Mea Culpa, Duchess By Night
- Juliette pointed out that Monsieur Bonnier de la Mosson (whose collection of curiosities is mentioned on page 175) is a Mosson, not a Moson.
- Piper realized that on page 30, Villiers is talking about Harriet’s courage in wearing a nightgown and carrying a goose, and yet (very goosishly) he refers to her by Isidore’s title, Lady Cosway. He should have said “Lady Berrow,” of course.
- This one was caught by the copyeditor for the English edition: on page 32, Strange owns the Drury Lane theatre. Later on it morphs to the Hyde Park. Of course, he could own two, but it’s unlikely.

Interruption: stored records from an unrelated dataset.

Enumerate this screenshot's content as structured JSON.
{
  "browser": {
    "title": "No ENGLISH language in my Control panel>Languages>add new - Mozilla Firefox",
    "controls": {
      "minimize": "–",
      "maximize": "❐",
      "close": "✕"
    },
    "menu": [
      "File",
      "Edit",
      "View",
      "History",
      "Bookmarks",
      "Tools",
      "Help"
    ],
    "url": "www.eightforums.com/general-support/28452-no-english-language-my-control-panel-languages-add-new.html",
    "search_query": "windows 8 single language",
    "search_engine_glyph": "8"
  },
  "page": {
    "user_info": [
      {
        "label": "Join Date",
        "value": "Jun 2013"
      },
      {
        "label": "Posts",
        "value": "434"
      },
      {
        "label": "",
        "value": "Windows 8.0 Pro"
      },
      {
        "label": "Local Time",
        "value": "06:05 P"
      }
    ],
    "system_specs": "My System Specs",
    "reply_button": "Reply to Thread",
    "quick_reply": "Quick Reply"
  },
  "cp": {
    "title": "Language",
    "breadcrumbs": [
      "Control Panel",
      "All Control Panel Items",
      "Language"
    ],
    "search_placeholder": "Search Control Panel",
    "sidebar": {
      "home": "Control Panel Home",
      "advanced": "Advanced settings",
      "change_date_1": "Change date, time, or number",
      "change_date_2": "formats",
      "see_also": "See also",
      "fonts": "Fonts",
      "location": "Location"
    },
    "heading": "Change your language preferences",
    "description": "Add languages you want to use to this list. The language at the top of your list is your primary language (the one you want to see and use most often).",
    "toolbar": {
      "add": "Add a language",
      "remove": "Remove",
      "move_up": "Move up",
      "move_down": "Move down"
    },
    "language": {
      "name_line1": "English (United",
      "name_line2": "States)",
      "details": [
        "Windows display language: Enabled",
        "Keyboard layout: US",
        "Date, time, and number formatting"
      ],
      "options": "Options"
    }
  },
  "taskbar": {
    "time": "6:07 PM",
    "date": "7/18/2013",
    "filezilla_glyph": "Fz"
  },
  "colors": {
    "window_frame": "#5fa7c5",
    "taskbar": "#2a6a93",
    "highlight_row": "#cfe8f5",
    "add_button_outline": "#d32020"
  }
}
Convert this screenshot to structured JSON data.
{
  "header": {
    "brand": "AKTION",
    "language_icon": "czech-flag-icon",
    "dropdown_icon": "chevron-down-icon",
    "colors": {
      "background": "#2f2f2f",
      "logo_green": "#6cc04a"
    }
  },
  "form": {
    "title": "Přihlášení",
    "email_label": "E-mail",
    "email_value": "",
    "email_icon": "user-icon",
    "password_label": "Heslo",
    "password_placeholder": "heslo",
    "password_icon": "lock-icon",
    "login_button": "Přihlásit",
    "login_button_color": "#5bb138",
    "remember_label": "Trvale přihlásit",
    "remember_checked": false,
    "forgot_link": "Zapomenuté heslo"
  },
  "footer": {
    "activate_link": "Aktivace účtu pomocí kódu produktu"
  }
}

- Here’s a fascinating one! Isobel noticed that between page 233-242, Harriet and Jem never take their breeches off! In my own defense, I have to say that I can’t mention every bit of clothing discarded…but it is true that breeches are particularly important. If you’re interested, it happened on page 221, when Jem arranged a little bed for them to lie on.
- DiR found another misplaced name on page 163. Lord Strange is talking to Villiers, and addresses his friend by his own name (Strange).

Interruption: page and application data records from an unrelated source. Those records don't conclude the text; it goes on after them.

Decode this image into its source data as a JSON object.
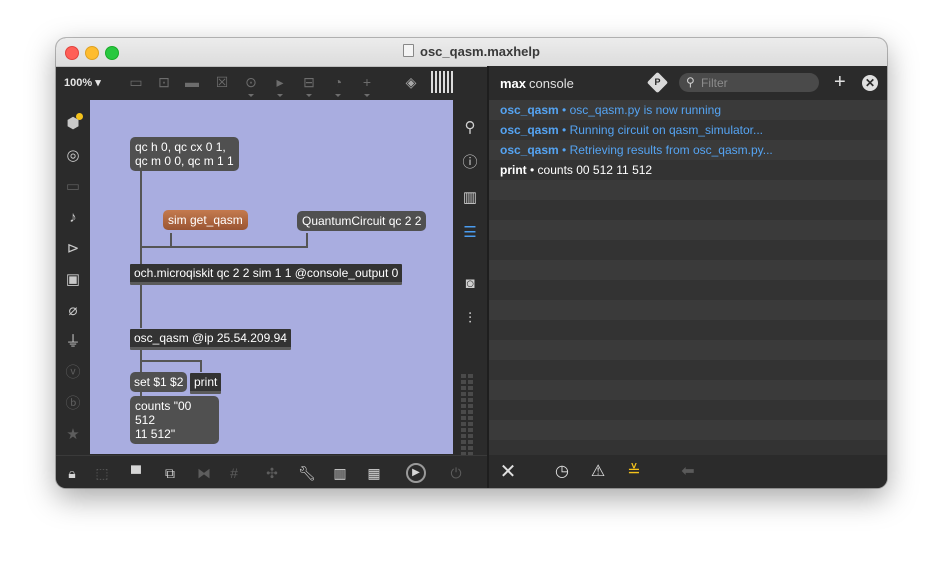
{
  "window": {
    "title": "osc_qasm.maxhelp",
    "buttons": [
      "close",
      "minimize",
      "zoom"
    ]
  },
  "patcher_toolbar": {
    "zoom": "100%",
    "icons": [
      "presentation-icon",
      "comment-icon",
      "message-icon",
      "button-icon",
      "toggle-icon",
      "number-icon",
      "slider-icon",
      "dial-icon",
      "plus-icon",
      "paint-bucket-icon",
      "grid-icon"
    ]
  },
  "left_sidebar": {
    "icons": [
      "packages-icon",
      "target-icon",
      "device-icon",
      "music-note-icon",
      "media-icon",
      "image-icon",
      "paperclip-icon",
      "plug-icon",
      "v-icon",
      "b-icon",
      "star-icon"
    ]
  },
  "patch": {
    "qc_message": [
      "qc h 0, qc cx 0 1,",
      "qc m 0 0, qc m 1 1"
    ],
    "sim_message": "sim get_qasm",
    "quantum_circuit_message": "QuantumCircuit qc 2 2",
    "microqiskit_object": "och.microqiskit qc 2 2 sim 1 1 @console_output 0",
    "osc_qasm_object": "osc_qasm @ip 25.54.209.94",
    "set_message": "set $1 $2",
    "print_object": "print",
    "counts_message": [
      "counts \"00 512",
      "11 512\""
    ]
  },
  "right_sidebar": {
    "icons": [
      "search-icon",
      "info-icon",
      "reference-icon",
      "list-icon",
      "snapshot-icon",
      "mixer-icon"
    ]
  },
  "patcher_bottom": {
    "icons": [
      "lock-icon",
      "edit-icon",
      "presentation-icon",
      "new-view-icon",
      "layout-icon",
      "snap-grid-icon",
      "debug-icon",
      "wrench-icon",
      "piano-icon",
      "keyboard-icon",
      "audio-icon",
      "power-icon"
    ]
  },
  "console": {
    "title_bold": "max",
    "title_rest": "console",
    "filter_placeholder": "Filter",
    "lines": [
      {
        "src": "osc_qasm",
        "sep": " • ",
        "msg": "osc_qasm.py is now running",
        "color": "blue"
      },
      {
        "src": "osc_qasm",
        "sep": " • ",
        "msg": "Running circuit on qasm_simulator...",
        "color": "blue"
      },
      {
        "src": "osc_qasm",
        "sep": " • ",
        "msg": "Retrieving results from osc_qasm.py...",
        "color": "blue"
      },
      {
        "src": "print",
        "sep": " • ",
        "msg": "counts 00 512 11 512",
        "color": "white"
      }
    ],
    "bottom_icons": [
      "clear-icon",
      "clock-icon",
      "warning-icon",
      "stack-icon",
      "back-arrow-icon"
    ]
  }
}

- Kasey discovered that I am really writing paranormal: on page 10, Harriet’s goose metamorphoses into a duck.
- Martha found a typo: on page 281, Povy is misspelled as “Povey.” And FanLit found another: Lord Strange was serving LAMP chops at dinner on page 66 (probably a brilliant dish – ahem).

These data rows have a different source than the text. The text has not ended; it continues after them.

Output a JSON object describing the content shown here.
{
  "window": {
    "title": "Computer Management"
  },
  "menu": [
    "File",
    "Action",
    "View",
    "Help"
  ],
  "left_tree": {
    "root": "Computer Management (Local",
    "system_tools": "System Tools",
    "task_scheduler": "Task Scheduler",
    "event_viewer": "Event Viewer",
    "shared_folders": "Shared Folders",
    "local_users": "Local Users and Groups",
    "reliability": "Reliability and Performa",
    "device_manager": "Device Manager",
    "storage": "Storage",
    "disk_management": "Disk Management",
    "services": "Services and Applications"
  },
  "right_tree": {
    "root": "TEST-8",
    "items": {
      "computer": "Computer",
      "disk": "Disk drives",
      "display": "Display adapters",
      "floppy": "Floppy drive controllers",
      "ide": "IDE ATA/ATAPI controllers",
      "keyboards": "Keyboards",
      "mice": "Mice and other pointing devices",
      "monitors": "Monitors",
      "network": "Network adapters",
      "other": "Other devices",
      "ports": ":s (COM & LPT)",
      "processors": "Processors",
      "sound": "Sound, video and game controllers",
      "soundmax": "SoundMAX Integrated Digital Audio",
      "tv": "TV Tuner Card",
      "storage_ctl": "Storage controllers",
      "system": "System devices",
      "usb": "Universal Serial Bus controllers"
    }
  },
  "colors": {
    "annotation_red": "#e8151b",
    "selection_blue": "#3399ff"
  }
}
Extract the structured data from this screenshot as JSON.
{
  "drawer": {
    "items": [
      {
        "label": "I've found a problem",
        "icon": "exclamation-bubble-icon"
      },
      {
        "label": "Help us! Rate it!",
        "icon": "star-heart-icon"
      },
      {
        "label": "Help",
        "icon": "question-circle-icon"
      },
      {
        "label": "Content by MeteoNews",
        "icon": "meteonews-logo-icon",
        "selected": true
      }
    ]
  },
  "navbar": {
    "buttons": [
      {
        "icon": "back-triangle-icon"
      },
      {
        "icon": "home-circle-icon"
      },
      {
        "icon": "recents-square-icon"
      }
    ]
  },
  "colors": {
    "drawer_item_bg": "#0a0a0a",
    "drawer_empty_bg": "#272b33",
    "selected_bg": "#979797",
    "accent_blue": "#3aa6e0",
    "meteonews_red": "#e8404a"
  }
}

- Then we have a host of tiny errors, all discovered by the truly terrifying reader, DLS, to whom I am eternally grateful. On page 118, Villiers’s wish to bed a woman was at AN lifetime low, rather than A. (As I compose this list, I’m writing Villiers’s own novel – thank goodness, the condition didn’t last long.) On page 208, Jemma says “It believe” rather than “I believe”; on page 225, Harriet is not too coherent, rather than incoherent. On page 229 Jem asks Harriet, in an intimate moment, if she sees HOW. Very rude. Of course she knows how; the question should be if she sees NOW (which she definitely does). On page 350, Harriet says that she “meet with” a judge; it should be “met with.” And, finally, on page 353, Jem says that he “can’t hardly” describe something, which makes no sense – he should say that “can hardly describe” it.
- On page 267, Isidore refers to Tacitus as a Greek tactician. Eugenia wrote to me with immense tact to ask if that was Isidore’s mistake. Nope –mine, and an embarrassing one too. Publius Cornelius Tacitus was a famous senator and historian of the Roman empire.